▸ **Requirement**:
Write all entries out exactly, images excluded.

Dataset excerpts
▼▼▼

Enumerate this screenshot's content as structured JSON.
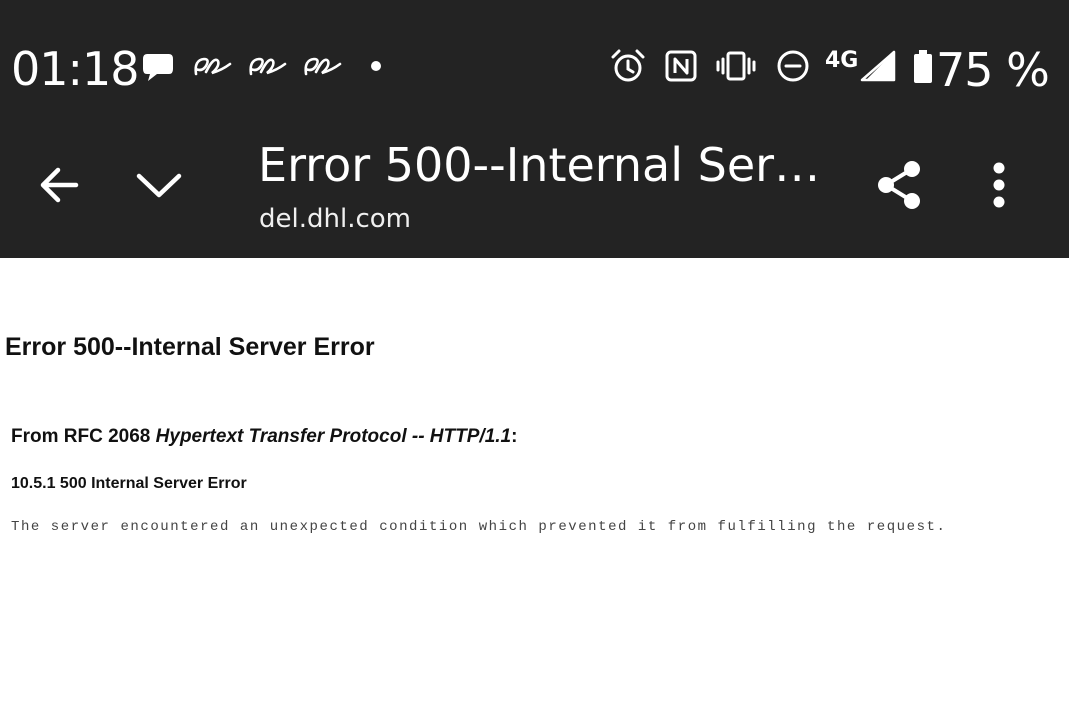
{
  "status_bar": {
    "time": "01:18",
    "notification_icons": [
      "chat-bubble-icon",
      "signature-app-icon",
      "signature-app-icon",
      "signature-app-icon",
      "more-dot-icon"
    ],
    "system_icons": [
      "alarm-icon",
      "nfc-icon",
      "vibrate-icon",
      "do-not-disturb-icon",
      "4g-icon",
      "signal-icon",
      "battery-icon"
    ],
    "network_label": "4G",
    "battery_percent": "75 %"
  },
  "toolbar": {
    "title": "Error 500--Internal Ser…",
    "url": "del.dhl.com",
    "icons": [
      "back-arrow-icon",
      "chevron-down-icon",
      "share-icon",
      "more-vert-icon"
    ]
  },
  "page": {
    "heading": "Error 500--Internal Server Error",
    "from_prefix": "From RFC 2068 ",
    "from_title": "Hypertext Transfer Protocol -- HTTP/1.1",
    "from_suffix": ":",
    "section_heading": "10.5.1 500 Internal Server Error",
    "body_text": "The server encountered an unexpected condition which prevented it from fulfilling the request."
  },
  "colors": {
    "bar_background": "#232323",
    "bar_foreground": "#ffffff",
    "page_background": "#ffffff",
    "body_text": "#444444"
  }
}
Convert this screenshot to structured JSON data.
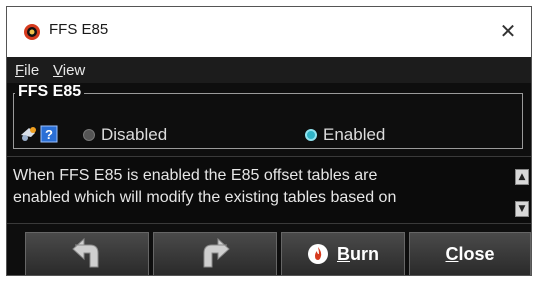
{
  "window": {
    "title": "FFS E85",
    "close_glyph": "✕"
  },
  "menu": {
    "file_first": "F",
    "file_rest": "ile",
    "view_first": "V",
    "view_rest": "iew"
  },
  "group": {
    "title": "FFS E85",
    "options": [
      {
        "label": "Disabled",
        "selected": false
      },
      {
        "label": "Enabled",
        "selected": true
      }
    ]
  },
  "description": {
    "line1": "When FFS E85 is enabled the E85 offset tables are",
    "line2": "enabled which will modify the existing tables based on"
  },
  "toolbar": {
    "undo_icon": "undo-arrow-icon",
    "redo_icon": "redo-arrow-icon",
    "burn_first": "B",
    "burn_rest": "urn",
    "close_first": "C",
    "close_rest": "lose"
  },
  "colors": {
    "accent_radio": "#2fb3c7",
    "app_icon": "#d63b1f"
  }
}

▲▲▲

▸ **Your response**:
Enumerate this screenshot's content as structured JSON.
{
  "status_bar": {
    "time": "01:18",
    "notification_icons": [
      "chat-bubble-icon",
      "signature-app-icon",
      "signature-app-icon",
      "signature-app-icon",
      "more-dot-icon"
    ],
    "system_icons": [
      "alarm-icon",
      "nfc-icon",
      "vibrate-icon",
      "do-not-disturb-icon",
      "4g-icon",
      "signal-icon",
      "battery-icon"
    ],
    "network_label": "4G",
    "battery_percent": "75 %"
  },
  "toolbar": {
    "title": "Error 500--Internal Ser…",
    "url": "del.dhl.com",
    "icons": [
      "back-arrow-icon",
      "chevron-down-icon",
      "share-icon",
      "more-vert-icon"
    ]
  },
  "page": {
    "heading": "Error 500--Internal Server Error",
    "from_prefix": "From RFC 2068 ",
    "from_title": "Hypertext Transfer Protocol -- HTTP/1.1",
    "from_suffix": ":",
    "section_heading": "10.5.1 500 Internal Server Error",
    "body_text": "The server encountered an unexpected condition which prevented it from fulfilling the request."
  },
  "colors": {
    "bar_background": "#232323",
    "bar_foreground": "#ffffff",
    "page_background": "#ffffff",
    "body_text": "#444444"
  }
}
Convert this screenshot to structured JSON data.
{
  "window": {
    "title": "FFS E85",
    "close_glyph": "✕"
  },
  "menu": {
    "file_first": "F",
    "file_rest": "ile",
    "view_first": "V",
    "view_rest": "iew"
  },
  "group": {
    "title": "FFS E85",
    "options": [
      {
        "label": "Disabled",
        "selected": false
      },
      {
        "label": "Enabled",
        "selected": true
      }
    ]
  },
  "description": {
    "line1": "When FFS E85 is enabled the E85 offset tables are",
    "line2": "enabled which will modify the existing tables based on"
  },
  "toolbar": {
    "undo_icon": "undo-arrow-icon",
    "redo_icon": "redo-arrow-icon",
    "burn_first": "B",
    "burn_rest": "urn",
    "close_first": "C",
    "close_rest": "lose"
  },
  "colors": {
    "accent_radio": "#2fb3c7",
    "app_icon": "#d63b1f"
  }
}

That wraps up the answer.